The sodium carbonate concentration in soda ash varied very widely, from 2-3% for the seaweed-derived form (“kelp”), to 30% for the best barilla produced from halophyte plants in Spain. Plant and seaweed sources for soda ash, and also for the related alkali “potash,” became increasingly inadequate by the end of the 18th Century, and the search for commercially viable routes to synthesizing soda ash from salt and other chemicals intensified.
In 1791, the French chemist Nicolas Leblanc patented a process for producing sodium carbonate from salt, sulfuric acid, limestone, and coal.

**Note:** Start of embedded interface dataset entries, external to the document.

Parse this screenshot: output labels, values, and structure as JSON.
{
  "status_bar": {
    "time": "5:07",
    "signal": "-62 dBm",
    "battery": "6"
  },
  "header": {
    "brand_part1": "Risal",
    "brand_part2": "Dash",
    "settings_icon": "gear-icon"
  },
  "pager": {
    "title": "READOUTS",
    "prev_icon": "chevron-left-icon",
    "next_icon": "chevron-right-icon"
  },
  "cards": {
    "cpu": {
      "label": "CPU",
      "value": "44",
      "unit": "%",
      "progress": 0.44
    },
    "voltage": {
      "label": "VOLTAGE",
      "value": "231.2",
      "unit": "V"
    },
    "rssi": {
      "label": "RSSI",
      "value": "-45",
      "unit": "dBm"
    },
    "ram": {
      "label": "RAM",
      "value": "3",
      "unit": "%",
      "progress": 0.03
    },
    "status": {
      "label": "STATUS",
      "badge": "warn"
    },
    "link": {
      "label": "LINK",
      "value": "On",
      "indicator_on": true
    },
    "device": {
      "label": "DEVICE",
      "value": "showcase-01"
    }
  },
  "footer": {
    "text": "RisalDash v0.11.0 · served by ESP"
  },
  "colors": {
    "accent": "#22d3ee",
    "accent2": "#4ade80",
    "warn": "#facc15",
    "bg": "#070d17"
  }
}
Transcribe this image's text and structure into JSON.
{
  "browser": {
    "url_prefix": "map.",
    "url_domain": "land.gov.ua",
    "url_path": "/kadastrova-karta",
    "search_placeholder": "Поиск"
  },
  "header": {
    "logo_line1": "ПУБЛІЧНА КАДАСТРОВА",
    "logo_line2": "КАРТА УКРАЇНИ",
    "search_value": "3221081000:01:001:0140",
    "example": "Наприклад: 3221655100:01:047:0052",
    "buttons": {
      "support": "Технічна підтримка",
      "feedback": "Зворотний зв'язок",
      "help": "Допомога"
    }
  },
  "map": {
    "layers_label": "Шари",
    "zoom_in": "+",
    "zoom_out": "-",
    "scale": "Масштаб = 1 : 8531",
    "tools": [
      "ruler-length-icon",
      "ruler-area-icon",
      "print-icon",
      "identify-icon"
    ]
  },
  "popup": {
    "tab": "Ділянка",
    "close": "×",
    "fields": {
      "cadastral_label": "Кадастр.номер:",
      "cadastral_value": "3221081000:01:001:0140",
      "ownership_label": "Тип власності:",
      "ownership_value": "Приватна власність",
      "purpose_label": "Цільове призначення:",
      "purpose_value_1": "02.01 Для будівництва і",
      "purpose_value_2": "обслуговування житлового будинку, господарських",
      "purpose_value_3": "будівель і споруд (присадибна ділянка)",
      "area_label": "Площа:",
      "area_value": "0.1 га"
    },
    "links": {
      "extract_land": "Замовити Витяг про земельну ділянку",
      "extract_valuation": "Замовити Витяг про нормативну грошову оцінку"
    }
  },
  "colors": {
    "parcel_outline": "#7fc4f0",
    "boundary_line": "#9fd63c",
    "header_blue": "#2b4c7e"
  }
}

First, sea salt (sodium chloride) was boiled in sulfuric acid to yield sodium sulfate and hydrogen chloride gas, according to the chemical equation
2 NaCl + H2SO4 → Na2SO4 + 2 HCl
Next, the sodium sulfate was blended with crushed limestone (calcium carbonate) and coal, and the mixture was burnt, producing sodium carbonate along with carbon dioxide and calcium sulfide.
Na2SO4 + CaCO3 + 2 C → Na2CO3 + 2 CO2 + CaS
The sodium carbonate was extracted from the ashes with water, and then collected by allowing the water to evaporate.
The hydrochloric acid produced by the Leblanc process was a major source of air pollution, and the calcium sulphide byproduct also presented waste disposal issues. However, it remained the major production method for sodium carbonate until the late 1880s.
In 1861, the Belgian industrial chemist Ernest Solvay developed a method to convert sodium chloride to sodium carbonate using ammonia. The Solvay process centered around a large hollow tower. At the bottom, calcium carbonate (limestone) was heated to release carbon dioxide:
CaCO3 → CaO + CO2
At the top, a concentrated solution of sodium chloride and ammonia entered the tower. As the carbon dioxide bubbled up through it, sodium bicarbonate precipitated:
NaCl + NH3 + CO2 + H2O → NaHCO3 + NH4Cl
The sodium bicarbonate was then converted to sodium carbonate by heating it, releasing water and carbon dioxide:
2 NaHCO3 → Na2CO3 + H2O + CO2
Meanwhile, the ammonia was regenerated from the ammonium chloride byproduct by treating it with the lime (calcium hydroxide) left over from carbon dioxide generation:
CaO + H2O → Ca(OH)2
Ca(OH)2 + 2 NH4Cl→CaCl2 + 2 NH3 + 2 H2O
Because the Solvay process recycled its ammonia, it consumed only brine and limestone, and had calcium chloride as its only waste product. This made it substantially more economical than the Leblanc process, and it soon came to dominate world sodium carbonate production. By 1900, 90% of sodium carbonate was produced by the Solvay process, and the last Leblanc process plant closed in the early 1920s.
Developed by a Chinese chemist Hou Debang in 1930s. It is the same as the Solvay process in the first few steps. But instead of treating the remaining solution with lime, carbon dioxide and ammonia is pumped into the solution and sodium chloride is added until it is saturated at 40 degrees C. Then the solution is cooled down to 10 degrees C. Ammonium chloride precipitates and is removed by filtration, the solution is recycled to produce more sodium bicarbonate. Hou’s Process eliminates the production of calcium chloride and the byproduct ammonium chloride can be used as a fertilizer. Hou’s Process is the most common current process in the world to produce sodium carbonate